Finally, Sunday brunch: absinthe with a little sugar. I walked into that session a little late, and when I entered the room … wow, the licorice perfume enveloped me, a sensory experience I’ll never forget. Chemist and absinthe expert Ted Breaux gave a comprehensive presentation about absinthe history, myth and legal status, which is apparently still kind of fuzzy in the U.S. He devised the recipe for the new, legal-in-the-U.S. absinthe Lucid, which contains wormwood but only a barely measurable amount of wormwood’s active and feared ingredient, thujone. Anyhoo… somehow we were drinking real Swiss and French absinthe (the latter produced from a recipe of Breaux’s) in the traditional way, by very slowly letting ice water drip into the glass until the liquid became cloudy. This stuff was strong — over 130 proof! I don’t think absinthe should be banned, but I’m not sure if I recommend it as the first meal of the day.
In my next post, I’ll provide some snapshots of what happened outside of the Tales of the Cocktail sessions.
Posted in Absinthe, Applejack, Cocktails, Events, New Orleans, Vermouth, Whiskey | 6 Comments »
March 27th, 2007
If you’re curious about absinthe, aka the “green fairy,” check out the Virtual Absinthe Museum. You could lose an afternoon there as easily as if you were actually drinking the stuff.
“It’s the fruit of many years’ research and is the largest and most authoritative site on the internet devoted to the history and lore of absinthe,” says David Nathan-Maister, who publishes the site and runs OxygÃ©nÃ©e Ltd., a U.K.-based business devoted to all things absinthe, including both new and vintage bottles of the storied herbal spirit. The company takes its name from a poster advertising Cusenier’s Absinthe OxygÃ©nÃ©e, “one of the greatest brands of the era” — the “era” being the time before absinthe was banned in 1915. The ban (which has been lifted in Europe but not the U.S.) and lots of other fun facts are covered in the site’s Absinthe FAQ. And you can buy nice, Art Nouveau posters there, too.
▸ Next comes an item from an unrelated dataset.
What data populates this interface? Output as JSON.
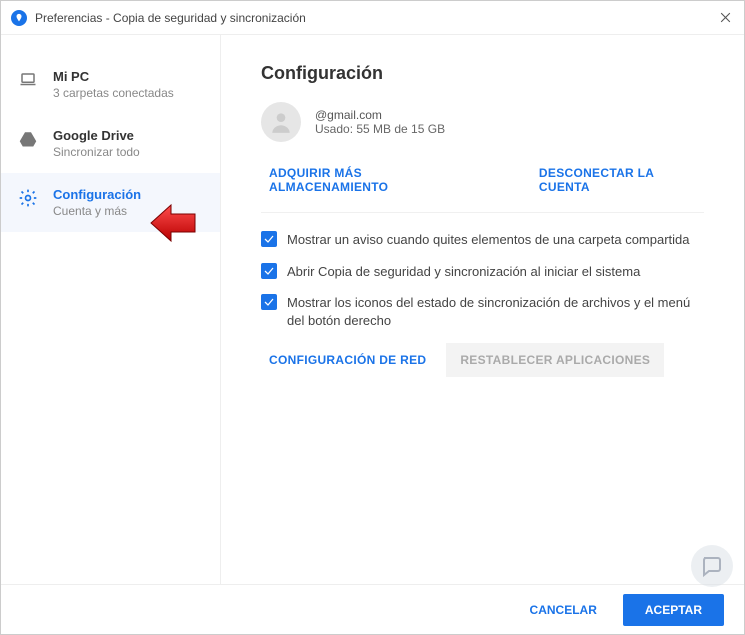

Posted in Absinthe, Books & resources, Liqueur | 3 Comments »